(Items from an interface collection)
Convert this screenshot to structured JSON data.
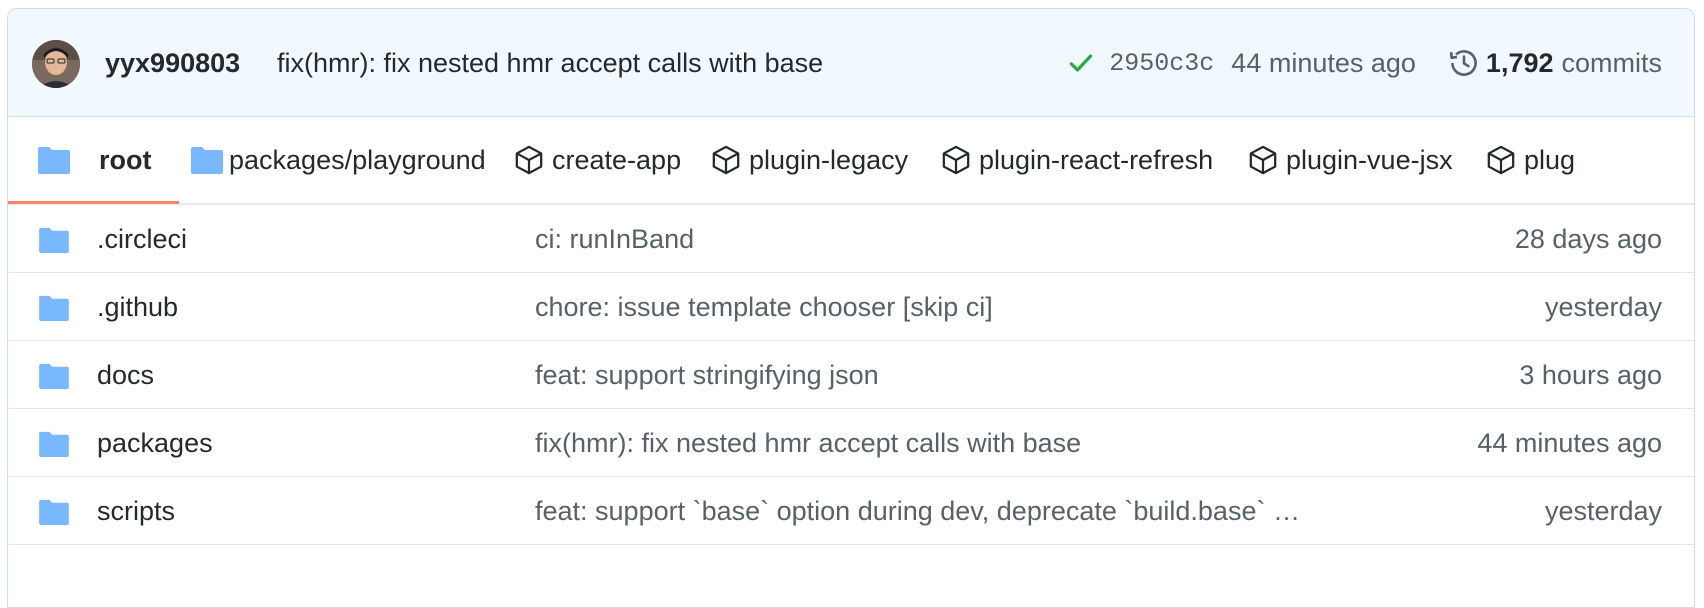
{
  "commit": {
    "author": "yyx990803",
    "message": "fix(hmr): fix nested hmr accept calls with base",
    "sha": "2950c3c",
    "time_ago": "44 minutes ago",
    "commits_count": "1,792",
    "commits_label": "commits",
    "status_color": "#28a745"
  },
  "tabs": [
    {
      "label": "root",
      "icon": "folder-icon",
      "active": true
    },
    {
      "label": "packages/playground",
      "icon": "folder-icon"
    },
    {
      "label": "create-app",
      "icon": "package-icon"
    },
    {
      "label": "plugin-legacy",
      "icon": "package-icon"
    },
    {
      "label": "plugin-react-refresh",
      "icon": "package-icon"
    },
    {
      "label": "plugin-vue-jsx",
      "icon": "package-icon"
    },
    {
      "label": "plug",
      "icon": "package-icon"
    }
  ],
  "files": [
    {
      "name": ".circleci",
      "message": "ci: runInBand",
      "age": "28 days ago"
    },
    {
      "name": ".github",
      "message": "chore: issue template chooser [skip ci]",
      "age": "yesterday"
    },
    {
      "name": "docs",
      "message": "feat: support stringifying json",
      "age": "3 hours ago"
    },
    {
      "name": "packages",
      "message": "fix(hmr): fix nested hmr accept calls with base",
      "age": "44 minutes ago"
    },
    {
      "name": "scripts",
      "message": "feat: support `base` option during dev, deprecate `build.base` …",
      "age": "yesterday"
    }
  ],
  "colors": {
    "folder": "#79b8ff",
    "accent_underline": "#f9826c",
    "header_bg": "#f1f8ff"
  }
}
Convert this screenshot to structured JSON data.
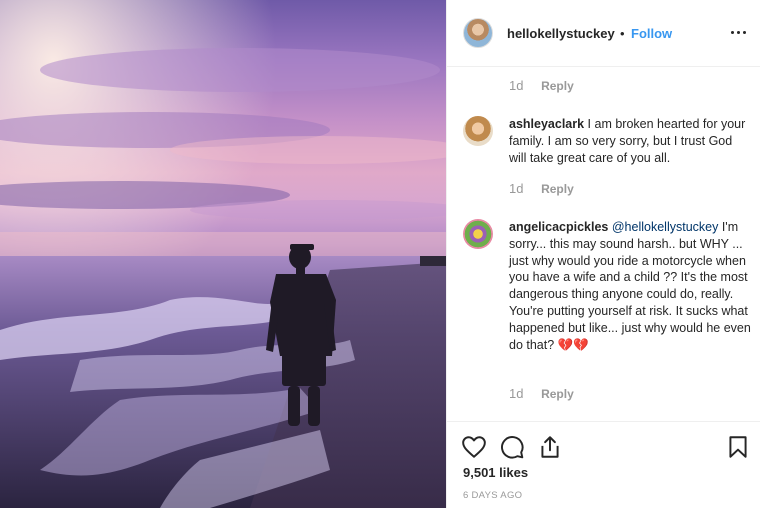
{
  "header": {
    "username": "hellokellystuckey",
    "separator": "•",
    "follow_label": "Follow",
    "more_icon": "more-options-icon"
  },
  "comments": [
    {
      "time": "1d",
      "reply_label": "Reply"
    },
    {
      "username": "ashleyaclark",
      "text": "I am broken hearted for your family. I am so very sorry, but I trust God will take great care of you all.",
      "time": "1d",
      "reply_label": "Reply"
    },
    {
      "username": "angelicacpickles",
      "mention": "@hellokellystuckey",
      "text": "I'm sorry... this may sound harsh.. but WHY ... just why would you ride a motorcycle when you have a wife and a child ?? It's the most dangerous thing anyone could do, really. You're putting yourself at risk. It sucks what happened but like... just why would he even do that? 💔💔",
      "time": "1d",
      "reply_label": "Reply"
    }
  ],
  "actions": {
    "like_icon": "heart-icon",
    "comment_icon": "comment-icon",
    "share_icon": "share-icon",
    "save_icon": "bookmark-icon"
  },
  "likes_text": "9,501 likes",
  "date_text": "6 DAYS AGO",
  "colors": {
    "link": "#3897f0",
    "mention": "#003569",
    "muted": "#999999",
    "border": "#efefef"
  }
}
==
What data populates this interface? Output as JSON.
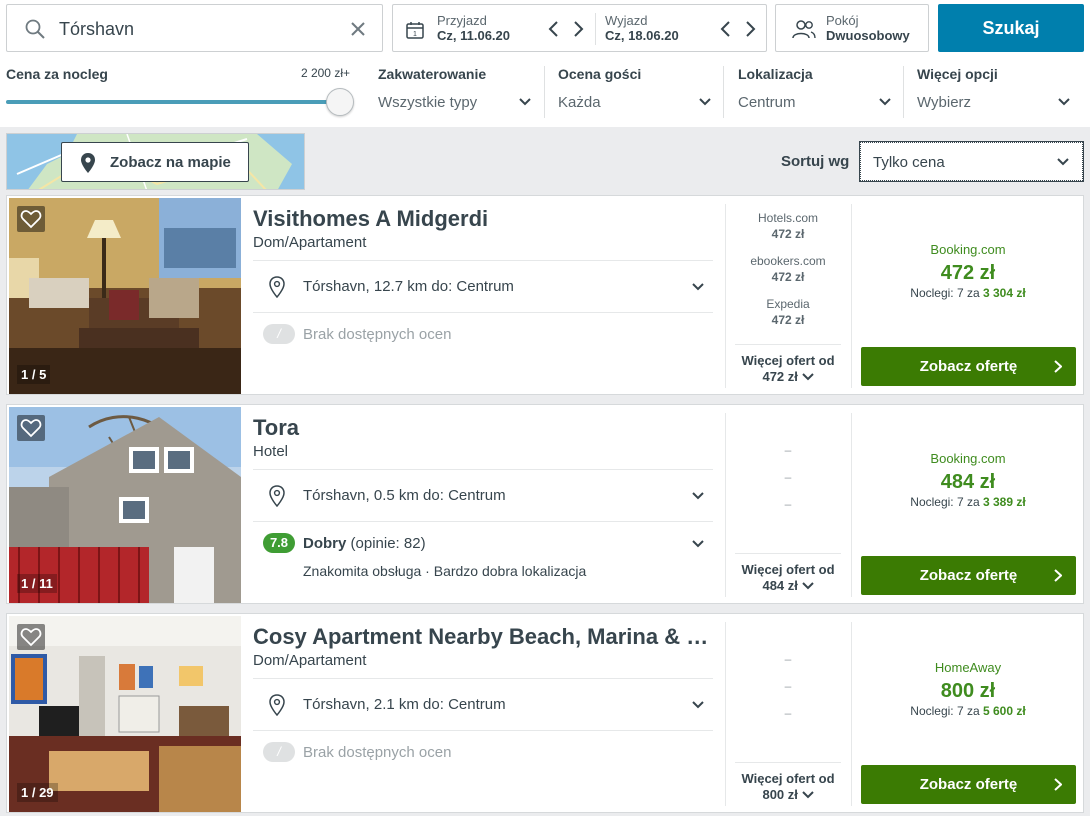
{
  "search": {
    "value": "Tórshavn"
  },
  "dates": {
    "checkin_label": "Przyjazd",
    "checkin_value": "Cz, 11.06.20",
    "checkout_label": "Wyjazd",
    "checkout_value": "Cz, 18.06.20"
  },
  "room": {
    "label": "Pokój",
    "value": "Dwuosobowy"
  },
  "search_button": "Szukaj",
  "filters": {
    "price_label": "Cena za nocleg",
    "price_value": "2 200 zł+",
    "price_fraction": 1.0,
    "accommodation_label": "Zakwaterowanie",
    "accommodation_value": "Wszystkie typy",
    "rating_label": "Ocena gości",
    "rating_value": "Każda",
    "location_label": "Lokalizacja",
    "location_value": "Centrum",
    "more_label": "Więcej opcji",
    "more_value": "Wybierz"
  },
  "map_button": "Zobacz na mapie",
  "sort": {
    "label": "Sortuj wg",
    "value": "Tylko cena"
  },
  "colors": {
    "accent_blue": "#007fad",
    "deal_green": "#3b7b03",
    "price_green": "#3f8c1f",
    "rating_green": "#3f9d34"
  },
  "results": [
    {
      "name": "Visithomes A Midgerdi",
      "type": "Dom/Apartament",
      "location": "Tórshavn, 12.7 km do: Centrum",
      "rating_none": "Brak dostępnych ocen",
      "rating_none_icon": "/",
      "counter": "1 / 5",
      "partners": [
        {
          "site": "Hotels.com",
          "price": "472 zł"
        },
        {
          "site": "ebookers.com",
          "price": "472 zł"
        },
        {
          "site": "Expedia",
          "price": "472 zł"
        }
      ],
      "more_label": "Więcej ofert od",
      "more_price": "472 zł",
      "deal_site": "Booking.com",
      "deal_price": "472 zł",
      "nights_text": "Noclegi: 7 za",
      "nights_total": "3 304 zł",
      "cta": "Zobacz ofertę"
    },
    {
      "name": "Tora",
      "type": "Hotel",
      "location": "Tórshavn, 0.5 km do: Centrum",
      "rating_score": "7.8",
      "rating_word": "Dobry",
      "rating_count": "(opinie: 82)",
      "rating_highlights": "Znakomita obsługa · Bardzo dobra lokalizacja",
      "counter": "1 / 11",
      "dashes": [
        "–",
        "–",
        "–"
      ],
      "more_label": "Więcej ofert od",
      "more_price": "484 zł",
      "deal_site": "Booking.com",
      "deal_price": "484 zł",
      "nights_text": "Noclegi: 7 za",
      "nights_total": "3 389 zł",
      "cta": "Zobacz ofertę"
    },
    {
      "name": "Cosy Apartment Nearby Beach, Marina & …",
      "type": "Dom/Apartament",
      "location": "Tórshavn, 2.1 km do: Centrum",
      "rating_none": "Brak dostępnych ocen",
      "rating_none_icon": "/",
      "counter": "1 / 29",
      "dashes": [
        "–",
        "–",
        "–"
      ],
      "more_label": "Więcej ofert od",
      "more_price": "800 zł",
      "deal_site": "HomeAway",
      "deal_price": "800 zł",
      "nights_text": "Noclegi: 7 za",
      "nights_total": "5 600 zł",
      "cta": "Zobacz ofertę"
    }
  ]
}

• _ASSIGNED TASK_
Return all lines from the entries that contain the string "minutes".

• _EXERCISE ANSWER_
    "time_ago": "44 minutes ago",
      "age": "44 minutes ago"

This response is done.